:: RECORDS FOR THE TASK ::

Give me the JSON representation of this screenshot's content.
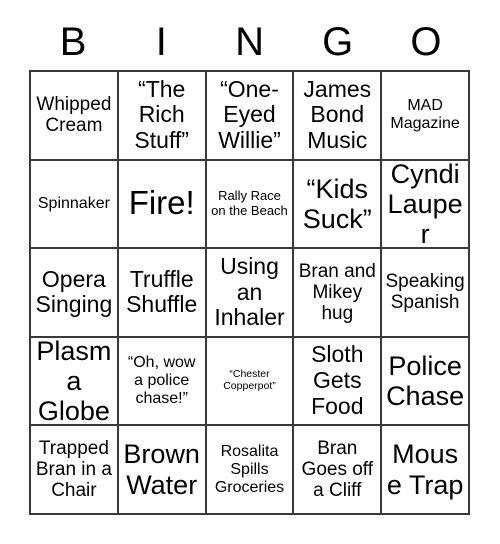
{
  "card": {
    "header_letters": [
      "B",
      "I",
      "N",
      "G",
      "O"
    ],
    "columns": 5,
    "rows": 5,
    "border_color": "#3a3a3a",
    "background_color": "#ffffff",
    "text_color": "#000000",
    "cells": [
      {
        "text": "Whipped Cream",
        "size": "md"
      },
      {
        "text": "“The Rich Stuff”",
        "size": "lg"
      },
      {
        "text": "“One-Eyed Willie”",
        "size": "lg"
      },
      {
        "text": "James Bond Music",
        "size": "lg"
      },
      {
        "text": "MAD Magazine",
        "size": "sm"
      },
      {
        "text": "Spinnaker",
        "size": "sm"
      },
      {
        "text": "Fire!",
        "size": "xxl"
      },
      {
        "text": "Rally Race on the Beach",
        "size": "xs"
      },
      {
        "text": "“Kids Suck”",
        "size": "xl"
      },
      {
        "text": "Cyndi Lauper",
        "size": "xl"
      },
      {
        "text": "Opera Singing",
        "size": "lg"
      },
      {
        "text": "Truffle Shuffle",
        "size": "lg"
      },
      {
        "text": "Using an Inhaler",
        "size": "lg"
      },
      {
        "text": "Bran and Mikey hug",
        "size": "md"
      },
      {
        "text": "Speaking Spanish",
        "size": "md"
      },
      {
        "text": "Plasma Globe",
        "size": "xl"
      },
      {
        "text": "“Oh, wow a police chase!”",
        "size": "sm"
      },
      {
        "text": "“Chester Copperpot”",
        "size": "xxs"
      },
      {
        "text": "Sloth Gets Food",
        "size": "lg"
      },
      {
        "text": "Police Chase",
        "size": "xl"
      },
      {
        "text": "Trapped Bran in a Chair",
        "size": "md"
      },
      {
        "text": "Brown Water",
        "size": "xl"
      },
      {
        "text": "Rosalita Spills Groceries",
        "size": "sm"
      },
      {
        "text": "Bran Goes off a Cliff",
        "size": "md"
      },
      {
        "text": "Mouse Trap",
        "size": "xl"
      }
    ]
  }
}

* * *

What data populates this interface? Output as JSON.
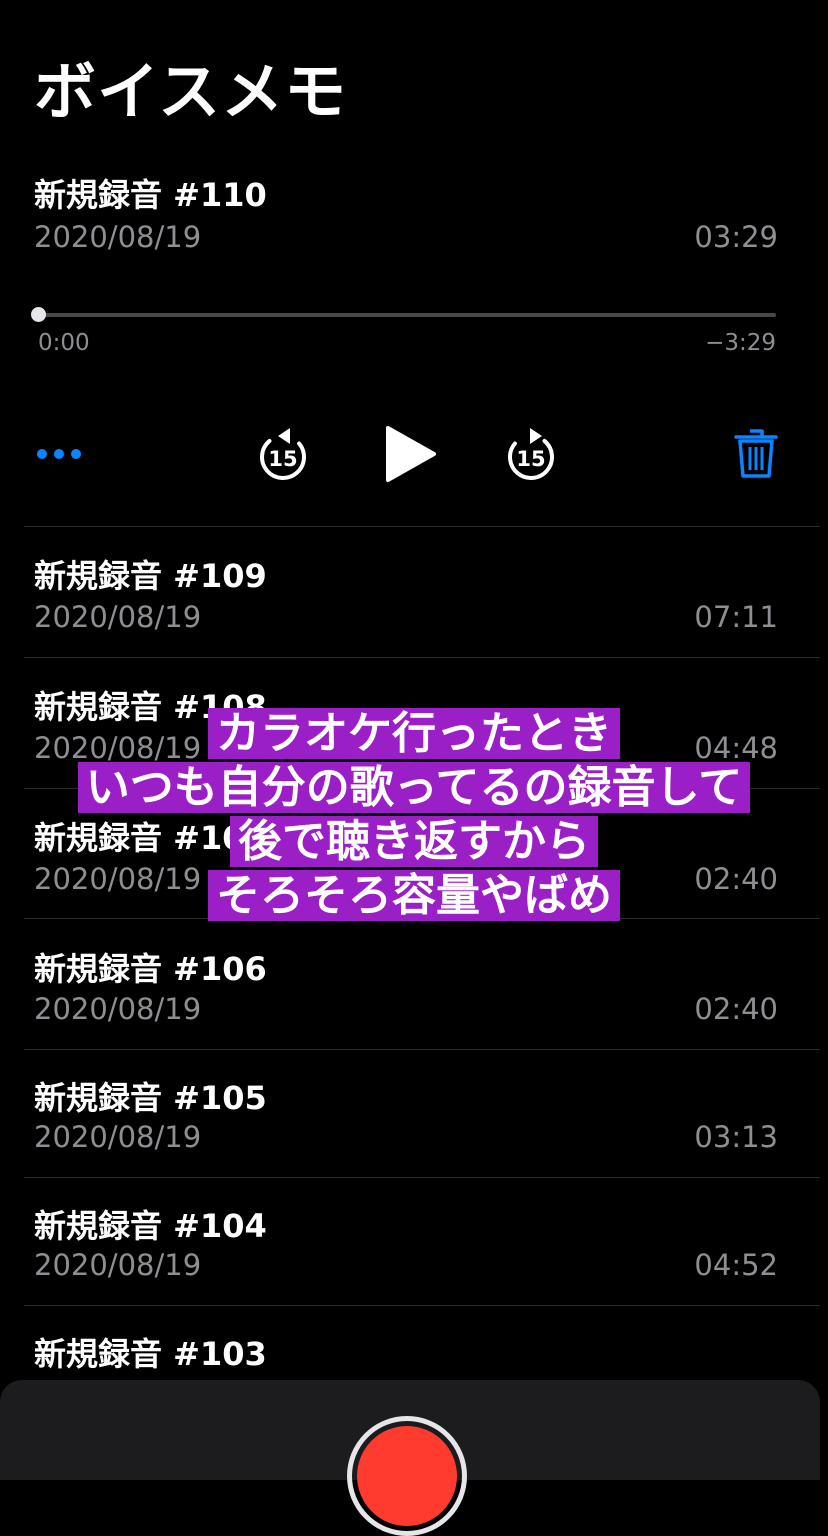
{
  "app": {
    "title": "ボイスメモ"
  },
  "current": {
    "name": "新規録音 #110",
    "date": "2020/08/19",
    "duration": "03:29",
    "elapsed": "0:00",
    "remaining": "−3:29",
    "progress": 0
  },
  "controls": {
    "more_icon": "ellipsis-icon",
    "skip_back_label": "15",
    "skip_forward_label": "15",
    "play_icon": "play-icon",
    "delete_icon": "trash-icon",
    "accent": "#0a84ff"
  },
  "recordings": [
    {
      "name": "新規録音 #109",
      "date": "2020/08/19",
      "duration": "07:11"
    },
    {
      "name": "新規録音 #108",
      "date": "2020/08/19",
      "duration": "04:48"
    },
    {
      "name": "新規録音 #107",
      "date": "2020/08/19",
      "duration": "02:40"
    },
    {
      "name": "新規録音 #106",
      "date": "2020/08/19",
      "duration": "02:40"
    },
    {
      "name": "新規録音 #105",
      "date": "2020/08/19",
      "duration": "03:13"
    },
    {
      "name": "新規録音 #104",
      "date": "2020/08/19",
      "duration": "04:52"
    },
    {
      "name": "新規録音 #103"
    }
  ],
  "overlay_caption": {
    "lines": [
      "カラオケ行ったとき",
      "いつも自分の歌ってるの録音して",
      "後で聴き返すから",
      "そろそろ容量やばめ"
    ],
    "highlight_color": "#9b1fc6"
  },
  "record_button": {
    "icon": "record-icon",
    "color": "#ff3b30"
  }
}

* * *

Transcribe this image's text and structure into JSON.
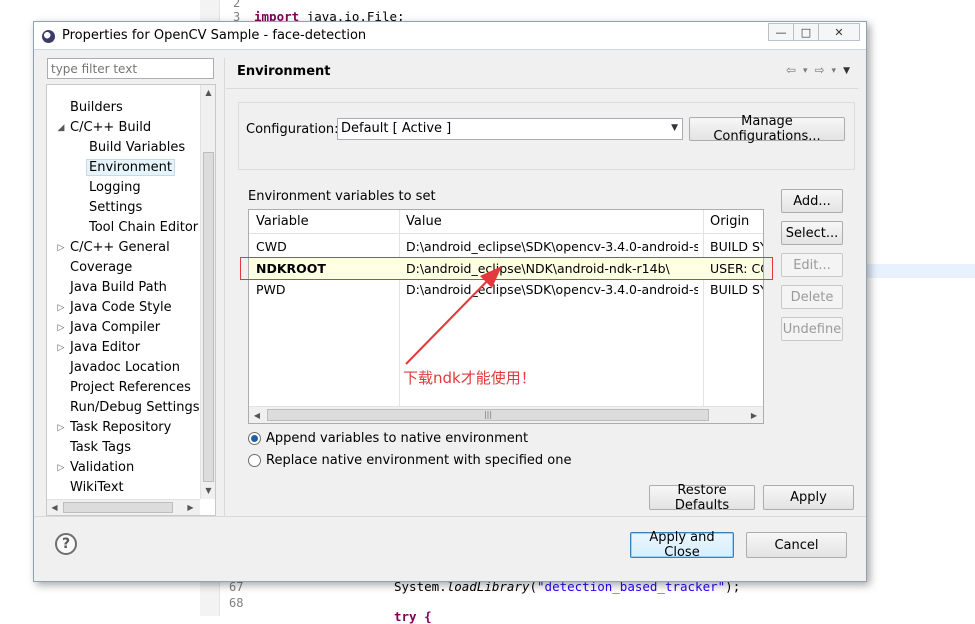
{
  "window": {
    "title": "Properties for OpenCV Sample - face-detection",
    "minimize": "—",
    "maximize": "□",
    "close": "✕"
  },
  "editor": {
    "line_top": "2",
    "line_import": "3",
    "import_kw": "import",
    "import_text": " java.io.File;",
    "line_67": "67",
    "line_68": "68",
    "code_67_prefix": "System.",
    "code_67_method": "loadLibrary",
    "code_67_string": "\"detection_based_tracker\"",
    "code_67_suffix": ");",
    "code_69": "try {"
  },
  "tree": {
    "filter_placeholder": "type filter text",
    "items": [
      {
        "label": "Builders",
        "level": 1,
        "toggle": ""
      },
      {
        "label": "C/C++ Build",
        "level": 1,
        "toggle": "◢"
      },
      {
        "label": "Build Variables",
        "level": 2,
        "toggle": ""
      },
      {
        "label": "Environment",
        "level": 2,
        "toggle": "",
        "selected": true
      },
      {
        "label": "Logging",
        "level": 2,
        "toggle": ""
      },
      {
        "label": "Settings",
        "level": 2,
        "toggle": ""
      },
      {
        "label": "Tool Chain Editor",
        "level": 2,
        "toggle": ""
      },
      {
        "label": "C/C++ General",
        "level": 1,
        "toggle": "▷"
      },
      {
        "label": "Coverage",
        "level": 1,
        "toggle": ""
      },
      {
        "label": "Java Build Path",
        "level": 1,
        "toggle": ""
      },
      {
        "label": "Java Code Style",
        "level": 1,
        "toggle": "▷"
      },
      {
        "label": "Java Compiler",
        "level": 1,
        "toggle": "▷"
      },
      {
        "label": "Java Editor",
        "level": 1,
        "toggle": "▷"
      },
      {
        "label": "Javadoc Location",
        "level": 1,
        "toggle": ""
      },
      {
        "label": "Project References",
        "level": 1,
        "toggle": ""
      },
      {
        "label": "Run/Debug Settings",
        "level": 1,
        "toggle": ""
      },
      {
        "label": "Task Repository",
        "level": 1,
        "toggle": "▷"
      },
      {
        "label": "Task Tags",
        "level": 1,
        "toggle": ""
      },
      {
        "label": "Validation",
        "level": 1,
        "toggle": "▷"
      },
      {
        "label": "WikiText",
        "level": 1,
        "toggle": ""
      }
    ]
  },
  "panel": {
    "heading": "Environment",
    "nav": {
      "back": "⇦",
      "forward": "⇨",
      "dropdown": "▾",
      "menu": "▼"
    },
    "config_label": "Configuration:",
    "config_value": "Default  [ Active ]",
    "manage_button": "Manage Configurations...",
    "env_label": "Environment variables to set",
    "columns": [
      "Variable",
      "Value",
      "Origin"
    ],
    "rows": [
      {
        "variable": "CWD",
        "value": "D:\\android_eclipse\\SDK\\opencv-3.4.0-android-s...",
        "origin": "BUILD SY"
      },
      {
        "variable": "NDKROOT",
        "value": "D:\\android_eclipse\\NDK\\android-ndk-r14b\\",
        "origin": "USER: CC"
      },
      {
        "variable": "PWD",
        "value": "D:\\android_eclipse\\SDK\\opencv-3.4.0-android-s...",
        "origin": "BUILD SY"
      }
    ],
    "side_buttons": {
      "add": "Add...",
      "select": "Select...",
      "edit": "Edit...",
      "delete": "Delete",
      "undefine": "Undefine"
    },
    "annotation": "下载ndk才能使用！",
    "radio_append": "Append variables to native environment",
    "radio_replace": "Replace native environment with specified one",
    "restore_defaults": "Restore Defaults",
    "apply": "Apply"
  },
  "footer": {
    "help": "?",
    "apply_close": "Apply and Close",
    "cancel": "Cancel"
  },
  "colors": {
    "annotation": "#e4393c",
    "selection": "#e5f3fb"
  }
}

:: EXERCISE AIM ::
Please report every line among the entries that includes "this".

:: ANSWER SECTION ::
Give me the JSON representation of this screenshot's content.
What data populates this interface? Output as JSON.
Transcribe this image's text and structure into JSON.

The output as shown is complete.